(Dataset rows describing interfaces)
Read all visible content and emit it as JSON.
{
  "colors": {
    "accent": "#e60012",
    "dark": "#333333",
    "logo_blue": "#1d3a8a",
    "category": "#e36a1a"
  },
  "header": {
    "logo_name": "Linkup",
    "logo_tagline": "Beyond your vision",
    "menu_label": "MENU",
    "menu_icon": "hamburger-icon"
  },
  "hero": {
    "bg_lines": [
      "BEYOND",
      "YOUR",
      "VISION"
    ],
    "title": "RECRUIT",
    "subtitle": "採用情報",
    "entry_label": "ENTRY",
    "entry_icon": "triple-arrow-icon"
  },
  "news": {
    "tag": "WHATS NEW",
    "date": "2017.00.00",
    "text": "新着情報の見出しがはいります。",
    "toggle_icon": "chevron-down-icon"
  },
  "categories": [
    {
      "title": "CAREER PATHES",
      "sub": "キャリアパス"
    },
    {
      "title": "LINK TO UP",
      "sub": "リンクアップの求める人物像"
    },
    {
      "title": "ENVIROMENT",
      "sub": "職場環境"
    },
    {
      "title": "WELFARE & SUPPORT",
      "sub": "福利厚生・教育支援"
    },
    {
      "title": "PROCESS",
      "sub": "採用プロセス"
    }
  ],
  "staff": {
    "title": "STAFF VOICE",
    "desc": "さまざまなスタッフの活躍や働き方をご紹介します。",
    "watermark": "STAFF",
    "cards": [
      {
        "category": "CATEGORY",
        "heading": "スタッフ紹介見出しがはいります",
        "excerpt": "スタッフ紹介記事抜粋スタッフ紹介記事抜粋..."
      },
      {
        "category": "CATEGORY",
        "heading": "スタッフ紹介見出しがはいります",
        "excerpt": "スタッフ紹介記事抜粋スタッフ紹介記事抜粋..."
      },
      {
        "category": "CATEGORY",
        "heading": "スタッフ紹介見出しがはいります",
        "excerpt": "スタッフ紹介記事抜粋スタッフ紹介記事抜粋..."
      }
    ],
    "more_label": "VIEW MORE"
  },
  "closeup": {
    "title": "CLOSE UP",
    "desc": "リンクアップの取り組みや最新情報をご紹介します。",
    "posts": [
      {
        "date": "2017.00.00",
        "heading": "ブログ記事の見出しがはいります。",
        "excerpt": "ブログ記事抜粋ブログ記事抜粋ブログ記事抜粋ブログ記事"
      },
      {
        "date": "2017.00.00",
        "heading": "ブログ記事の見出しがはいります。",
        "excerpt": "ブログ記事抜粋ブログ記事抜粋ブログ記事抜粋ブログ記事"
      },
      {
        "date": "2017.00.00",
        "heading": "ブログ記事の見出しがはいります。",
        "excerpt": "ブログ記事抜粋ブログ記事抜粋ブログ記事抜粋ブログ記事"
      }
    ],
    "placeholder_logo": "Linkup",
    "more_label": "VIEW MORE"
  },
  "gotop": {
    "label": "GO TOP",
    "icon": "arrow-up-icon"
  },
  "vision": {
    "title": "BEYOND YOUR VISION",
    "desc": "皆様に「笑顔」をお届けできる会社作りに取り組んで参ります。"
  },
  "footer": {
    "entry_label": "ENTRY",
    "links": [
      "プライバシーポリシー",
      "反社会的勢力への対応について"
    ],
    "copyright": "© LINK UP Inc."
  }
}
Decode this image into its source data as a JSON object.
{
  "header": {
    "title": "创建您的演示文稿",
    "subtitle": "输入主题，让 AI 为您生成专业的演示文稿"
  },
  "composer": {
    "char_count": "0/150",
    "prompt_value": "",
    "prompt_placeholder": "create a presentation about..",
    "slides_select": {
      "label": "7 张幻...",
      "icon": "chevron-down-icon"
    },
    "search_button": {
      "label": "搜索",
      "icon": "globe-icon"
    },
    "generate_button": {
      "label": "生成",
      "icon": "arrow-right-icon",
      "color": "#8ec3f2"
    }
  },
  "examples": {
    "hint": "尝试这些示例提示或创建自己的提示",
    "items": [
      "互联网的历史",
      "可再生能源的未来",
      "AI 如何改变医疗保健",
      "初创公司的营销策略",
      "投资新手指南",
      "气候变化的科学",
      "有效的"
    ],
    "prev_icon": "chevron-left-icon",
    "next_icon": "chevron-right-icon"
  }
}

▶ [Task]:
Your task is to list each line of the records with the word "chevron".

▶ [Written solution]:
    "toggle_icon": "chevron-down-icon"
      "icon": "chevron-down-icon"
    "prev_icon": "chevron-left-icon",
    "next_icon": "chevron-right-icon"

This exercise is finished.